Variable Valve Timing
The valves in an engine with variable valve timing operate independently of crankshaft rotation. As a result, VVT delivers smooth idle and low-speed operation, better performance, and more horsepower at higher RPMs.
There are many designs in automobiles today. The ECM controls the cam phasers shown above to rotate the camshaft, advancing or retarding the valve timing. This design does not affect the valve lift or duration.
The VVT solenoids alter hydraulic pressure between the advance and retard chambers to rotate the camshaft and adjust valve timing.
Variable Valve Lift
The VVL or variable valve lift system alters the valve lift and duration independent of crankshaft rotation.

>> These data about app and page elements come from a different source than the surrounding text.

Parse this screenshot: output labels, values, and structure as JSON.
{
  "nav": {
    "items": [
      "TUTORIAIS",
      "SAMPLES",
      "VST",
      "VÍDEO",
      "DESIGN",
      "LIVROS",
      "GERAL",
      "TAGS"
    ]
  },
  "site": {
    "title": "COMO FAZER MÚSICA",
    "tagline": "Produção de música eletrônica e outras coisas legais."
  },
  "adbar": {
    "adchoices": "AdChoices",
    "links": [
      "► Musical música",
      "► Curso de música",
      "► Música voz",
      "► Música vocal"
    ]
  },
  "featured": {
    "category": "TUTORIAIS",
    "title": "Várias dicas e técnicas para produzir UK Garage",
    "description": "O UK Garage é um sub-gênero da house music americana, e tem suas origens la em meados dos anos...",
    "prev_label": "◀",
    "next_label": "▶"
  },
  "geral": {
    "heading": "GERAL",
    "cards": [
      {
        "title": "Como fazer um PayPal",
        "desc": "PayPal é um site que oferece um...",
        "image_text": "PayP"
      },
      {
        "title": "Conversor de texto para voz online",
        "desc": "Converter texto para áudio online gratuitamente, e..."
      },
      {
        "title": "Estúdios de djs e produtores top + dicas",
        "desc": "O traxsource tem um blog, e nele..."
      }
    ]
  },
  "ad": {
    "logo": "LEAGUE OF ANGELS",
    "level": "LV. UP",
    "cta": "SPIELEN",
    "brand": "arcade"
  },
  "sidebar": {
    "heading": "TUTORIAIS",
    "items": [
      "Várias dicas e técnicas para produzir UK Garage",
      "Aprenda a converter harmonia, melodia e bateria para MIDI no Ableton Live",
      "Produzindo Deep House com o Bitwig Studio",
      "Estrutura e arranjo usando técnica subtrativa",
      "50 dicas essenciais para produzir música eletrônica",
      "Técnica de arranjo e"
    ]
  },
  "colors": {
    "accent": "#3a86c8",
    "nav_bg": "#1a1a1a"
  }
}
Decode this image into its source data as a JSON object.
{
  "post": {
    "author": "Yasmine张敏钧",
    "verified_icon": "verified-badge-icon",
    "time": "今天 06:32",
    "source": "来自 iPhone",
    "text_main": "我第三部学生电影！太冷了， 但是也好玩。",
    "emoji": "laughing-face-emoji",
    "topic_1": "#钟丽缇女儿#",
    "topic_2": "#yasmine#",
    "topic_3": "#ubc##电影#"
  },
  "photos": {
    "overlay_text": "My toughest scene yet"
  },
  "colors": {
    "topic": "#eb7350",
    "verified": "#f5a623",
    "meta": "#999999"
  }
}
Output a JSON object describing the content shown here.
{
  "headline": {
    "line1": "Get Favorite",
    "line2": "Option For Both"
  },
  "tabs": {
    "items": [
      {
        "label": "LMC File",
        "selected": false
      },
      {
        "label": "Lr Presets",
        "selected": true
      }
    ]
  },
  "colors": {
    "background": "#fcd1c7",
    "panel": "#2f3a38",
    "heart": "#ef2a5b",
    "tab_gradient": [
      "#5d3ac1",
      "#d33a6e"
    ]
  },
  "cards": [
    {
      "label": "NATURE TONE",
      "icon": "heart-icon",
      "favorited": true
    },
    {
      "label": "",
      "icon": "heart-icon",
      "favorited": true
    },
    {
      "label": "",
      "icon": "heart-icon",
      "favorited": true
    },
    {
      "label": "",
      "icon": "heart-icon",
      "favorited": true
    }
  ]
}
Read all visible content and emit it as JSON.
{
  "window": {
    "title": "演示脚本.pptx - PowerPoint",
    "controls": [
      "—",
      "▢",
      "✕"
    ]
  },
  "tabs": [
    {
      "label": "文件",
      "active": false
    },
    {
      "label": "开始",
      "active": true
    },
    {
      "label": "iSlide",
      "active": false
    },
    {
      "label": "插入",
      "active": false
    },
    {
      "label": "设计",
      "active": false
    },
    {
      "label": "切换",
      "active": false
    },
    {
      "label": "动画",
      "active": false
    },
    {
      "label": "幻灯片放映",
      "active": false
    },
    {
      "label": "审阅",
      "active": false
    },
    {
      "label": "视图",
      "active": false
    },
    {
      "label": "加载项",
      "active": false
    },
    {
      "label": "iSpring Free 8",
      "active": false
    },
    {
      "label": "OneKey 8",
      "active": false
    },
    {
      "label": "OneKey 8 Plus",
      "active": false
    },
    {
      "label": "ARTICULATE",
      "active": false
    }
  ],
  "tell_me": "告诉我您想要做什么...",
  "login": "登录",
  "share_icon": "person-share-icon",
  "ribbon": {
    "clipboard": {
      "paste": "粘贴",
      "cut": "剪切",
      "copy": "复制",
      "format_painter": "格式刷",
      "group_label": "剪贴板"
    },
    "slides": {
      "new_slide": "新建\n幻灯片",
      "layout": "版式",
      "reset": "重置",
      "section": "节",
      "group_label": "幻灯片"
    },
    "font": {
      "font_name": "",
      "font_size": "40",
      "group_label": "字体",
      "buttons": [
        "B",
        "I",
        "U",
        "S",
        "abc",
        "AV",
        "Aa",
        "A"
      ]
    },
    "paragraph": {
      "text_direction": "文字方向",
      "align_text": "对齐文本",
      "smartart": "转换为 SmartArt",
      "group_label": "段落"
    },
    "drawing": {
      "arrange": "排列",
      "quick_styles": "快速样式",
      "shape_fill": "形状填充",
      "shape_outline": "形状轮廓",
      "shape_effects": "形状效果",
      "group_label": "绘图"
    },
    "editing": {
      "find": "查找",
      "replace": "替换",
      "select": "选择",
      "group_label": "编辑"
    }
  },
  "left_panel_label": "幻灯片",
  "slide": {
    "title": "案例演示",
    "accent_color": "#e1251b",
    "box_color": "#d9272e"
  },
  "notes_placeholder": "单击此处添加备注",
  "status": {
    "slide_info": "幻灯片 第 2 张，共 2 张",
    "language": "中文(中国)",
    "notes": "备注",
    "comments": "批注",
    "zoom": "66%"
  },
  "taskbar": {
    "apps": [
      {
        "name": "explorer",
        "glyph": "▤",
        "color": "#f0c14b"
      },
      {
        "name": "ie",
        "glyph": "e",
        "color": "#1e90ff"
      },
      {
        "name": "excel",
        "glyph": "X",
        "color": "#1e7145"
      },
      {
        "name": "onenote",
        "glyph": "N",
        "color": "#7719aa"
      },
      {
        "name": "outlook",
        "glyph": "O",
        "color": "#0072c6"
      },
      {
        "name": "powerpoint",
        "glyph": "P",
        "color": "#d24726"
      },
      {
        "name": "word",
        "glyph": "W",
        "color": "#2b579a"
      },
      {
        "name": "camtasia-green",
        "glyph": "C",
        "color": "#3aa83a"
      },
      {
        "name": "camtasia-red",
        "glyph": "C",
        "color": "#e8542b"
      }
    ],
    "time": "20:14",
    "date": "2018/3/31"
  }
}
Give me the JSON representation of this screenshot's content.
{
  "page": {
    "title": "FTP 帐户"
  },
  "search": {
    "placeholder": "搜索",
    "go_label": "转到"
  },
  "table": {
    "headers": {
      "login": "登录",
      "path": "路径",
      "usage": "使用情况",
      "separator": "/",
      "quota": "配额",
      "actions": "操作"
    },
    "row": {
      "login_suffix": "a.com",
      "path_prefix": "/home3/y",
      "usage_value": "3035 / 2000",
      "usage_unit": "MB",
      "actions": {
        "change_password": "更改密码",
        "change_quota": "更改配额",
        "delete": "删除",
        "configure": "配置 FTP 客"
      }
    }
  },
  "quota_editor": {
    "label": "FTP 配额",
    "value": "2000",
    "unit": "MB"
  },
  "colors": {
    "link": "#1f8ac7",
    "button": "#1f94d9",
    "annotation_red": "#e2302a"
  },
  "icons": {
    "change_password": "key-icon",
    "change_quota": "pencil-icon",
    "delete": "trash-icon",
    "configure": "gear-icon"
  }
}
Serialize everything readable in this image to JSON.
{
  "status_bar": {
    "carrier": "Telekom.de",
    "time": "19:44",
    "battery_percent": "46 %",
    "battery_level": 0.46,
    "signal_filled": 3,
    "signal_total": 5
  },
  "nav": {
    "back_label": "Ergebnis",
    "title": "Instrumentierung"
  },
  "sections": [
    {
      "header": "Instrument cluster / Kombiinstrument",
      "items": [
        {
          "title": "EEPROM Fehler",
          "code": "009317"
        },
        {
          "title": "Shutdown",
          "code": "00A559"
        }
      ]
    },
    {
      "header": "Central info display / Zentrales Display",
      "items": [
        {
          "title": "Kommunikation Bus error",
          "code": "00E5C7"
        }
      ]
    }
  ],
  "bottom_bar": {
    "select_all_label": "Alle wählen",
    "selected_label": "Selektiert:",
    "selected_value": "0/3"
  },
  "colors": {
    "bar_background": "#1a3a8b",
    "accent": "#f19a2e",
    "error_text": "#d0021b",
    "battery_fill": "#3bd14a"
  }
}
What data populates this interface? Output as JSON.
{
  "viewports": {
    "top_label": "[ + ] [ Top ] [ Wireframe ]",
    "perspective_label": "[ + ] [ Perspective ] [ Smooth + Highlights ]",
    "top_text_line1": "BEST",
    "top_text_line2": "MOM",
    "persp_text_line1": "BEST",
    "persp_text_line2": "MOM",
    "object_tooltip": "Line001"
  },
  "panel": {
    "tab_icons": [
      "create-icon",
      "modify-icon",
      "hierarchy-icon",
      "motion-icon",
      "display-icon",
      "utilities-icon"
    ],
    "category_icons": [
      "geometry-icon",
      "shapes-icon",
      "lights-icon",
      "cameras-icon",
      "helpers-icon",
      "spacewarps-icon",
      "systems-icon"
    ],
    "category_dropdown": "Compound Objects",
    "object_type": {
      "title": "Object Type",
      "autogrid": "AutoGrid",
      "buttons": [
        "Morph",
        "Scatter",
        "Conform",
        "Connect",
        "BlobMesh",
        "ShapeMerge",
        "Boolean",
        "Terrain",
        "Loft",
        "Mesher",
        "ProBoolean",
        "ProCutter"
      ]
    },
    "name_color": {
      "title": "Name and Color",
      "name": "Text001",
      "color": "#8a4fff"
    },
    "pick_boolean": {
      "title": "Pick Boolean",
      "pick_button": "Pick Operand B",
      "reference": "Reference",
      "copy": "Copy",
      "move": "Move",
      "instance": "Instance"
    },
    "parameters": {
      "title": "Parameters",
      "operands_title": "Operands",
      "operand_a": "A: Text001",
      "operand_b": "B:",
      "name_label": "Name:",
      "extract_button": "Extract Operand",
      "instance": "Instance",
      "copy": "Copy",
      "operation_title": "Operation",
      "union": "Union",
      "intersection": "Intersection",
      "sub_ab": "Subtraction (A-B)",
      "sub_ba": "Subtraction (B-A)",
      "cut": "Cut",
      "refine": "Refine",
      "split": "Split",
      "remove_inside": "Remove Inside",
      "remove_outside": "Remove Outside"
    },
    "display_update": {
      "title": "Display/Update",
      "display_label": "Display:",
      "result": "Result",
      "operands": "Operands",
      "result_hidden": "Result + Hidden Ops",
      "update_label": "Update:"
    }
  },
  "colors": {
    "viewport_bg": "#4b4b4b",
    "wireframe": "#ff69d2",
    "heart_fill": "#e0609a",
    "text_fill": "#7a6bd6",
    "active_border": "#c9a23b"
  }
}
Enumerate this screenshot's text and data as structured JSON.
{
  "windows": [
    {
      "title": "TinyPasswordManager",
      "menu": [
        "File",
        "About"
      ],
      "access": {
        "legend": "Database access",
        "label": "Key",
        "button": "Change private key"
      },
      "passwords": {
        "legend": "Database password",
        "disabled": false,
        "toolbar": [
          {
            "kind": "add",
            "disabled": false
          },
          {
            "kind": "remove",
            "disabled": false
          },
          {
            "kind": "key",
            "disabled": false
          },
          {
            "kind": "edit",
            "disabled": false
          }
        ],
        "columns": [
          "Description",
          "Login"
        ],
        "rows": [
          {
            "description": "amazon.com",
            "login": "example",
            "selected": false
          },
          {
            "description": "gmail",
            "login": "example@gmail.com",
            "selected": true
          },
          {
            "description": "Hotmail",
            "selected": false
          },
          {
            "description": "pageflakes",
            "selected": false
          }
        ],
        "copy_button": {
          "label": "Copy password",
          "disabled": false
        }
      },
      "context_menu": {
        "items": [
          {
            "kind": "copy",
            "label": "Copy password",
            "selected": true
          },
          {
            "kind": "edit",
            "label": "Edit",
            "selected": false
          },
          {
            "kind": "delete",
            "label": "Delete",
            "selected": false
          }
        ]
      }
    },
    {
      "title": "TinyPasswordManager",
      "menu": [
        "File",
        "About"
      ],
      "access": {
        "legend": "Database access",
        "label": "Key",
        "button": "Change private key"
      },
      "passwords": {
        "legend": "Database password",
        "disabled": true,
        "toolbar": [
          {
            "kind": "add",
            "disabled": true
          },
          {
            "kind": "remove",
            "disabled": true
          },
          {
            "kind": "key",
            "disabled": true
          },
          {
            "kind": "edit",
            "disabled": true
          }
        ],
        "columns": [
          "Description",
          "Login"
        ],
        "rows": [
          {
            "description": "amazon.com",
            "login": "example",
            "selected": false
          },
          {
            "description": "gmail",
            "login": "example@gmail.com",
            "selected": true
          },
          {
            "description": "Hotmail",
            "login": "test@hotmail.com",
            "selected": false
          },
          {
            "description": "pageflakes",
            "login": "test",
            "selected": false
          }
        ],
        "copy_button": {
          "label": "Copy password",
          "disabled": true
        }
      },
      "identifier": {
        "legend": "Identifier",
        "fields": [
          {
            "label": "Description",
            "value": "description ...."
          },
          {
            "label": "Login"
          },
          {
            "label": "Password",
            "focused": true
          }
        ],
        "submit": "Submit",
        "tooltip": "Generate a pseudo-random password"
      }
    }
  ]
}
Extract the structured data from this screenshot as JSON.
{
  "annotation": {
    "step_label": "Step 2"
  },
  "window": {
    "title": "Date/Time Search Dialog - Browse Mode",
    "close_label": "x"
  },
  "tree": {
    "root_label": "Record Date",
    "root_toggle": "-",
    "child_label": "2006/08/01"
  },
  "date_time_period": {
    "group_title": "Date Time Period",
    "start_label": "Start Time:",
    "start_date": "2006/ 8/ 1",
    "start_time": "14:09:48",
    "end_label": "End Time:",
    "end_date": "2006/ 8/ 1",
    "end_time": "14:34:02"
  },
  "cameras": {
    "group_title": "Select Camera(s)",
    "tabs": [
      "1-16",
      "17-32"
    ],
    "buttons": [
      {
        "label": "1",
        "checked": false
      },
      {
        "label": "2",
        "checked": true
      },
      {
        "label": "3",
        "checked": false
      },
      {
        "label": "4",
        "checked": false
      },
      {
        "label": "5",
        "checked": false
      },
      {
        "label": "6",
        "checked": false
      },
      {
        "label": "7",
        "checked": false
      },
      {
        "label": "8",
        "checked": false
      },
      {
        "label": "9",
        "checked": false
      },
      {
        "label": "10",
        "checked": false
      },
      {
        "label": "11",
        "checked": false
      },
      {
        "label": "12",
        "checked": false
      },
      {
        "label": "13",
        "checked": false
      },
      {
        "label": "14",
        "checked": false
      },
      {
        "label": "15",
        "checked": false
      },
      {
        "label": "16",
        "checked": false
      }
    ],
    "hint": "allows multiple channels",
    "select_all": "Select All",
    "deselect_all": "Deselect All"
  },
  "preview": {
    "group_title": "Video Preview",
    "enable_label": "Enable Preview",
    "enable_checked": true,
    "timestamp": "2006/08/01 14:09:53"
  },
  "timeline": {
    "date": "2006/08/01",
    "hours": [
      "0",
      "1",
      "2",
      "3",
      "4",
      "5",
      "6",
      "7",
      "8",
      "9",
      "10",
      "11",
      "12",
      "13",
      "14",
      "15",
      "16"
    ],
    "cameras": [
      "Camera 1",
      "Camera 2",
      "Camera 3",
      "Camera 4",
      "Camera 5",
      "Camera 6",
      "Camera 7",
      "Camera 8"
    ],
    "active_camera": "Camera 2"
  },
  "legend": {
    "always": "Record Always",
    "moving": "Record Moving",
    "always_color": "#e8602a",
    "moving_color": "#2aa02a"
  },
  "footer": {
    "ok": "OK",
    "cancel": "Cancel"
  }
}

The low-speed lobe provides a smooth idle and low-speed performance. An engine that combines VVT and VVL matches valve timing, lift, and duration through various operating conditions.
The high-speed lobe opens the intake valve further (lift) and longer (duration), increasing high-speed performance. Alternating between two camshaft lobes for each cylinder provides a smooth idle, low-speed, high-speed performance, and lower emissions.
Variable valve timing has many advantages. Holding the exhaust valve open a little longer allows a small amount of exhaust to enter the chamber, reducing NOx formation. As a result, manufacturers have designed engines without EGR valves.
Use a scanner and an ohmmeter to test the control solenoid and its circuit. A faulty VVT solenoid or valve could result in a rough idle or poor high-speed engine performance. In addition, the solenoids and actuators used to control these systems can become clogged or have electrical issues.
Unchanged oil is a big problem. Today's engines have tight tolerances and use a thinner oil than older engines. Thick contaminated oil clogs the control valve, screen, and passages in the camshaft resulting in system failure.